Car is a 1997 Honda Civic EX, 1.6L 4 cyl, 5 spd, ac, power, 187k mi.
November, 1, 2007 AT 2:44 PM
Start checking the TPS (check the voltage with the wide open throtle)
Then the EGR for carbon build-up (clean it)
And the Maf sensor.
The Mass Air Flow sensor is crucial to the fuel systems operation. This is the sensor that the engine computer uses to measure how much air is entering the engine so that it may properly deliver the proper amount of fuel. A dirty MAF sensor hot wire may cause several problems to include: difficult start, poor acceleration, pinging, rough idling, to name a few. This whole procedure should take you less than ten minutes.
Its the check engine light on?
Check them and get back with the results.
I l get some info on the how to and I ll post it later if you don t know how to test the sensors.
BTW I saw that you donate!
Thanks a lot! We appreciate that!
November, 2, 2007 AT 11:15 AM
Yes, thank you for the info I was thinking of the mass airflow sensor too! And no check engine light.
November, 2, 2007 AT 12:31 PM
In this case your car uses a MAP sensor (Manifold Absolute Pressure)

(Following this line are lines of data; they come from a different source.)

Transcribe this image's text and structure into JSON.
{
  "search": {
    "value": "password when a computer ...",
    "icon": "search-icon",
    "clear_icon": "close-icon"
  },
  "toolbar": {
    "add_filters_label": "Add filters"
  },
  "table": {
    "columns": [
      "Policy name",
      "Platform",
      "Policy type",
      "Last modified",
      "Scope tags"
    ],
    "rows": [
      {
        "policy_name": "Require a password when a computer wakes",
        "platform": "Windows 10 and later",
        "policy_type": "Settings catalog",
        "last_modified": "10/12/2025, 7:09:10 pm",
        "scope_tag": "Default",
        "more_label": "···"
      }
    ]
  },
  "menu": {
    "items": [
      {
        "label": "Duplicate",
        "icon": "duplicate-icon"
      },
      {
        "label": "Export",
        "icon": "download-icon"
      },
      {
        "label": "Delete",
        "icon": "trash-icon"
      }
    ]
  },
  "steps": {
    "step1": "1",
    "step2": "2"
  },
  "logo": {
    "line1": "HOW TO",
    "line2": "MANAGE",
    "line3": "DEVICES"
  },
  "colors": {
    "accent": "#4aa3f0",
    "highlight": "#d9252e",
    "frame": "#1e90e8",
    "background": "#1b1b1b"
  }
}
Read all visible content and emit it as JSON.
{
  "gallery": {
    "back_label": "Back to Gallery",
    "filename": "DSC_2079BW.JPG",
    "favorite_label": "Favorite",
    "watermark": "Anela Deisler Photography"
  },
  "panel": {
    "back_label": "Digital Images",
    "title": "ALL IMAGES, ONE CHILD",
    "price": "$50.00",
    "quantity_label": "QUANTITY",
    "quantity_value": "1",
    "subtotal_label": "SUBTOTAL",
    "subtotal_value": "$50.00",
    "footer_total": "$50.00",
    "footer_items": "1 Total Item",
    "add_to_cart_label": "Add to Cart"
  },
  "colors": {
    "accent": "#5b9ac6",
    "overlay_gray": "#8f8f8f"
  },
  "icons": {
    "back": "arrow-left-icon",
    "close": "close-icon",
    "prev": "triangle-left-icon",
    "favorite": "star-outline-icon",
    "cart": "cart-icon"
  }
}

a MAP sensor simply compares the pressure difference between 2 chambers. One chamber is sealed and used as the reference pressure (usually a vacuum) and the other chamber is connected to the intake manifold (usually by a vacuum hose). When the pressure in the intake manifold changes, this will change the voltage signal going back to the ecu from the MAP. A pressure drop will cause a voltage drop. This voltage is only interpreted as manifold pressure. The ecu will also need to use the signals from the rpm sensor and air temp sensor to calculate air mass, pressure alone is not enough. Plus any vacuum leaks on the hose, or indeed any other vacuum leaks on the manifold, will affect this sensor's signal.
After locating the MAP sensor, disconnect its wiring harness.
To test the MAP sensor, run jumper wires between its terminals and wiring harness per the service manual's instructions. Turn the ignition to the ON position and take a voltage reading. Spec for this MAP is about 4.5-5.0 volts.
With the engine running and warmed up, take another voltage reading. It should differ from the non-running number and fluctuate when the engine is revved. If not, verify that the vacuum line isn't damaged or blocked.
If the vacuum line checks out, the sensor is likely faulty. Replace the bad MAP with a new one by connecting the vacuum hose and wiring harness, then securing the sensor to its factory location.
I would check for vacuum leaks and check the sensor good.
Let me know how are you doing!
November, 3, 2007 AT 1:36 PM
I'll take a look at all that, thanks for all the great info it's really helping me understand fuel injection.
November, 8, 2007 AT 7:39 PM
Hello again, when I take the voltage reading I am getting nothing. To make sure I'm doing it right do I take the reading from the two terminals of the female plug? And is it left unplugged while taking the reading? This is what I am doing. And to also be sure the MAP sensor is located on the fuel injector rail yes?
November, 8, 2007 AT 7:41 PM
Forgot to mention that the car runs perfect when cold then bogs down a few minutes after running.
November, 8, 2007 AT 8:11 PM
How are you been?
Well lets continue, i think that its working good when cold because of the cold start valve (extra fuel when cold)
here a picture of the MAP sensor:
the complete picture:
I ll be back with the spec.
November, 8, 2007 AT 8:35 PM
You should run "jump" wires to the MAP sensor to be abble to get readings here is the spec: